(Task description):
Count the lines below that include the word "icon" and write that number alone.

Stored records
▽

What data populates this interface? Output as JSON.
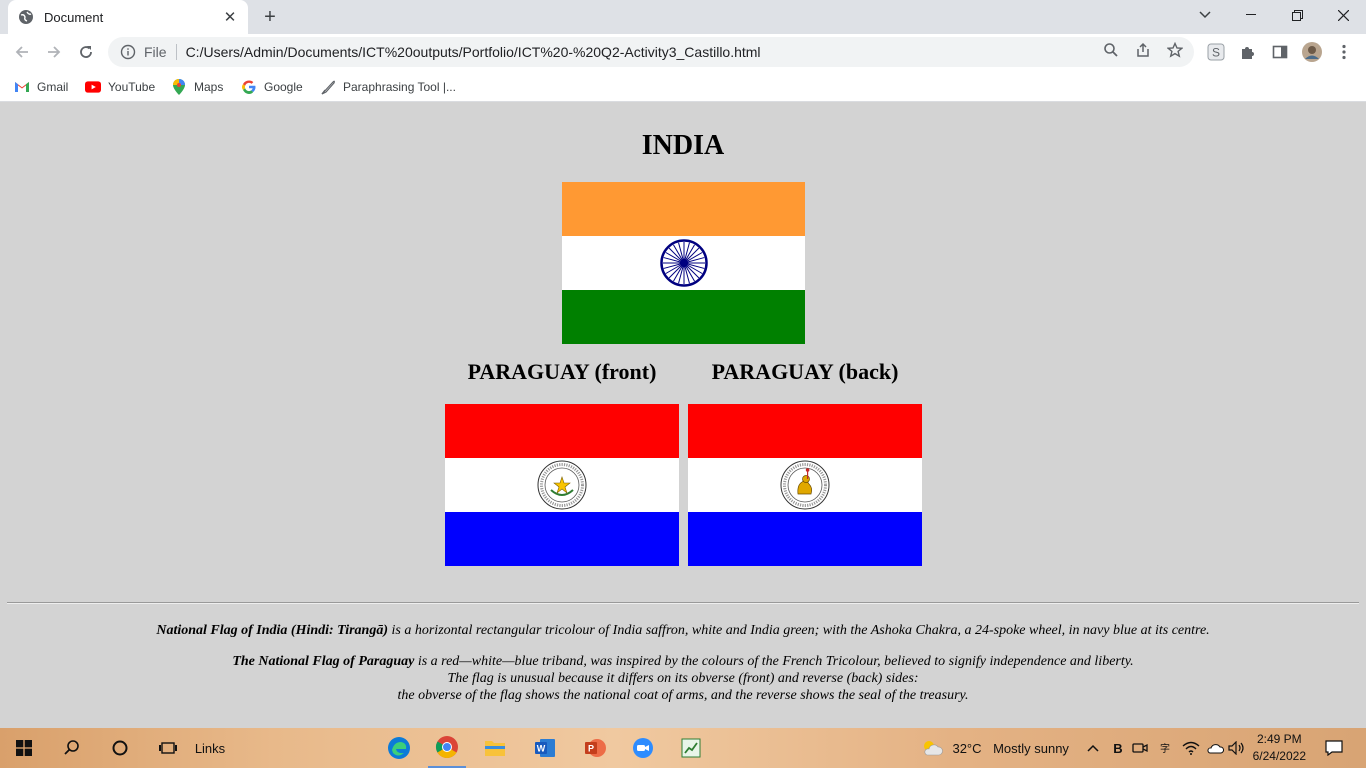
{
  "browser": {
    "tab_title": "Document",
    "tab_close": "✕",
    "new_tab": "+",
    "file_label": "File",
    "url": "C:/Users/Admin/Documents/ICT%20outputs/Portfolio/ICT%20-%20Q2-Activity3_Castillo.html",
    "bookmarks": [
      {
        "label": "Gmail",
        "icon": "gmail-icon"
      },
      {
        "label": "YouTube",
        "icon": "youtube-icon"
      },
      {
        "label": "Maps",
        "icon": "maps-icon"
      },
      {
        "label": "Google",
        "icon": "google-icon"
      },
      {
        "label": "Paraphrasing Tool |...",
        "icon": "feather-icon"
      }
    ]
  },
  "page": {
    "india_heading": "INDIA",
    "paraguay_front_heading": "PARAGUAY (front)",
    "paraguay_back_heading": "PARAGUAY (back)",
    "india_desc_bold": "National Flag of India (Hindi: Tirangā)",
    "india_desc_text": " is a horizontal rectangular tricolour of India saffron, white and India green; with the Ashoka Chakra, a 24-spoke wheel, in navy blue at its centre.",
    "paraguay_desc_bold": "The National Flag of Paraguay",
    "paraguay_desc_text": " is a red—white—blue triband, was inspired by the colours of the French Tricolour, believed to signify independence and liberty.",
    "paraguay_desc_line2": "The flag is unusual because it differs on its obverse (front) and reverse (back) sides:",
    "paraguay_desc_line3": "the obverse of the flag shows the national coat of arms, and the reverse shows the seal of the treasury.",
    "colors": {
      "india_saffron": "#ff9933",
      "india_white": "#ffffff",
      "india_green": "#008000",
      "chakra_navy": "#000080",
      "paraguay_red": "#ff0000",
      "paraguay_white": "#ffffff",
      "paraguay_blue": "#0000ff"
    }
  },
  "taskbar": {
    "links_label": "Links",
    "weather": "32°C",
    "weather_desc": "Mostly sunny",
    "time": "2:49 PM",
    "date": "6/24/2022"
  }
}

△
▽

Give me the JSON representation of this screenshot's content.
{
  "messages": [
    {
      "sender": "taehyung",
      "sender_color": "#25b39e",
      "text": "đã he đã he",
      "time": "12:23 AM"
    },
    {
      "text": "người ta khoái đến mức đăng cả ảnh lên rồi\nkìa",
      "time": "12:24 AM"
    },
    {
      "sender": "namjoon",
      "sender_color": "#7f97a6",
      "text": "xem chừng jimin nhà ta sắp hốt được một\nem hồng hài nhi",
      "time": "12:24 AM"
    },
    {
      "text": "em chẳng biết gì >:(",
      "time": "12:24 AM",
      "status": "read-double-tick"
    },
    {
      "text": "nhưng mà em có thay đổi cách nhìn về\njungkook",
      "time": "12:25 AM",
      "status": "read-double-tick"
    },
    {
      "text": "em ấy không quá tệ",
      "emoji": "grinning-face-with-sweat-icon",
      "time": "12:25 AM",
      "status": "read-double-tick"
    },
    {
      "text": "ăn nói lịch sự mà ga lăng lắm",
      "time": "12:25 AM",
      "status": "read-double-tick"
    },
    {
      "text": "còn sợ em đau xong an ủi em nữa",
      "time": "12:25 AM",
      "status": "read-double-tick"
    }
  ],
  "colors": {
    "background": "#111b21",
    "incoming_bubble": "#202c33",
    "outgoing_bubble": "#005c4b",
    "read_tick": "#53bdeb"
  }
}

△

(Written answer):
6